[M]ore often than not, the blueprint of progress lies in the hands of our youngest visionaries.
When my granddad ran for US Congress at a mere 30 years-old – and won[,] I might add – he’d remind people that Alexander Hamilton was George Washington’s chief of staff at 20. Thomas Jefferson wrote the Declaration of Independence at 33. William Pitt was England’s prime minister at 24 and the best prime minister England ever had. Alexander the Great conquered the world before 33 and was reported to have wept when he learned there was no more world left to conquer. Joan of Arc commanded the French army at 17, and Jesus Christ hung on the cross at Calvary at only the age of 33.
You can’t get more powerful examples than these.
First of all, that list contains all of six people. I hardly think you can term this “more often than not.” Perhaps “occasionally” or even “every once in a great while,” but certainly not “more often than not.”
Second, while one might have a hard time coming up with more powerful examples of your pre-selected rare occurrence, one would also be hard-pressed to find examples less relevant to Kennedy’s situation. We are, after all, talking about someone running for elected office. However, Hamilton was appointed by Washington; Pitt was appointed by King George III; and Jefferson, Alexander the Great, Joan of Arc, and Jesus were not running for an office at all.
Speaking of William Pitt, not only was he appointed to his office, but the average life expectancy around that time was just over 40 years, which is almost half of what it is in the U.S. today. The average lifespan for people during the times of Jesus, Joan of Arc, and Alexander the Great was even shorter. So we’re not exactly comparing apples to apples here.
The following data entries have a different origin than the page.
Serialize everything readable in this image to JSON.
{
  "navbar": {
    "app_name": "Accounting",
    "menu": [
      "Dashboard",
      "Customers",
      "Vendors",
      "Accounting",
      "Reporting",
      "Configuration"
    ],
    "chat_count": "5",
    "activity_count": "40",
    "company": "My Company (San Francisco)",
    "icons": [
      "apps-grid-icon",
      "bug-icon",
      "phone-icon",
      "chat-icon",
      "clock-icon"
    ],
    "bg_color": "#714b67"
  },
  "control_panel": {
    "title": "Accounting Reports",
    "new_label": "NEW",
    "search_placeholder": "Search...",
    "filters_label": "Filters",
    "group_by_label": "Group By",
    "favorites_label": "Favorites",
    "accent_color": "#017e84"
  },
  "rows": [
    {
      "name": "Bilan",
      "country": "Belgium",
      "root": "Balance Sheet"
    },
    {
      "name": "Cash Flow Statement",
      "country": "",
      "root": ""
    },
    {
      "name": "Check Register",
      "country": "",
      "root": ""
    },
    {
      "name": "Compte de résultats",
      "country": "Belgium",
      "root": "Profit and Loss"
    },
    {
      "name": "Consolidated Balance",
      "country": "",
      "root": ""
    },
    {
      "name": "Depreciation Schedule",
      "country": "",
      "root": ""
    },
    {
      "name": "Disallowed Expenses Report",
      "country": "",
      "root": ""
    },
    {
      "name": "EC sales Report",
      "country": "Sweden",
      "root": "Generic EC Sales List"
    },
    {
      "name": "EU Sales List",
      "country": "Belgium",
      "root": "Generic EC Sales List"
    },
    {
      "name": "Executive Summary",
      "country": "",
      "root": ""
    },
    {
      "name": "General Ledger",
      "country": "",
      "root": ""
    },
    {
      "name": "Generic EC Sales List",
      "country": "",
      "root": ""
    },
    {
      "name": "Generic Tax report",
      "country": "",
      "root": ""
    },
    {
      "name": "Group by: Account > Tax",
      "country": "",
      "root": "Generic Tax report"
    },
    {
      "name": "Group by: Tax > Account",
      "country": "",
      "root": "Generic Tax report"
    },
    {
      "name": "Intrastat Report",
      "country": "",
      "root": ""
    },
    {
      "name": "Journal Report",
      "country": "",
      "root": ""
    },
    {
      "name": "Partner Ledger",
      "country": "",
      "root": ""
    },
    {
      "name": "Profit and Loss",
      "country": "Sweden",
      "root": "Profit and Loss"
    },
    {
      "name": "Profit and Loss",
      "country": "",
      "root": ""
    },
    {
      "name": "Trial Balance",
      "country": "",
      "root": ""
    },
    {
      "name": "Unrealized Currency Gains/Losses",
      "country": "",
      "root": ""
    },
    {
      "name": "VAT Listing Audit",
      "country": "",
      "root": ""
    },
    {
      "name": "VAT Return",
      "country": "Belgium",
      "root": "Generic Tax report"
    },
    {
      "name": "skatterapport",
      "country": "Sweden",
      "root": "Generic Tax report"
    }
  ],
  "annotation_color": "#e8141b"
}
Besides, this cuts both ways. Timothy McVeigh was just shy of his 27th birthday when he parked a bomb outside the Murrow Building in Oklahoma City. Charles Whitman was 25 when he climbed the clocktower at the University of Texas. Charles Manson was 34 during the Tate-LaBianca murders. Nero was only 27 when he began his systematic persecution of Christians, which included beheadings and being eaten by lions. King John, the worst king in English history according to most historians, was 32 when he took the throne.
I think you get the point; age has little, if anything, to do with one’s capacity to be great or absolutely terrible, either as a leader or as a human being. It is certainly not something that would suggest one way or the other whether a candidate deserves your vote.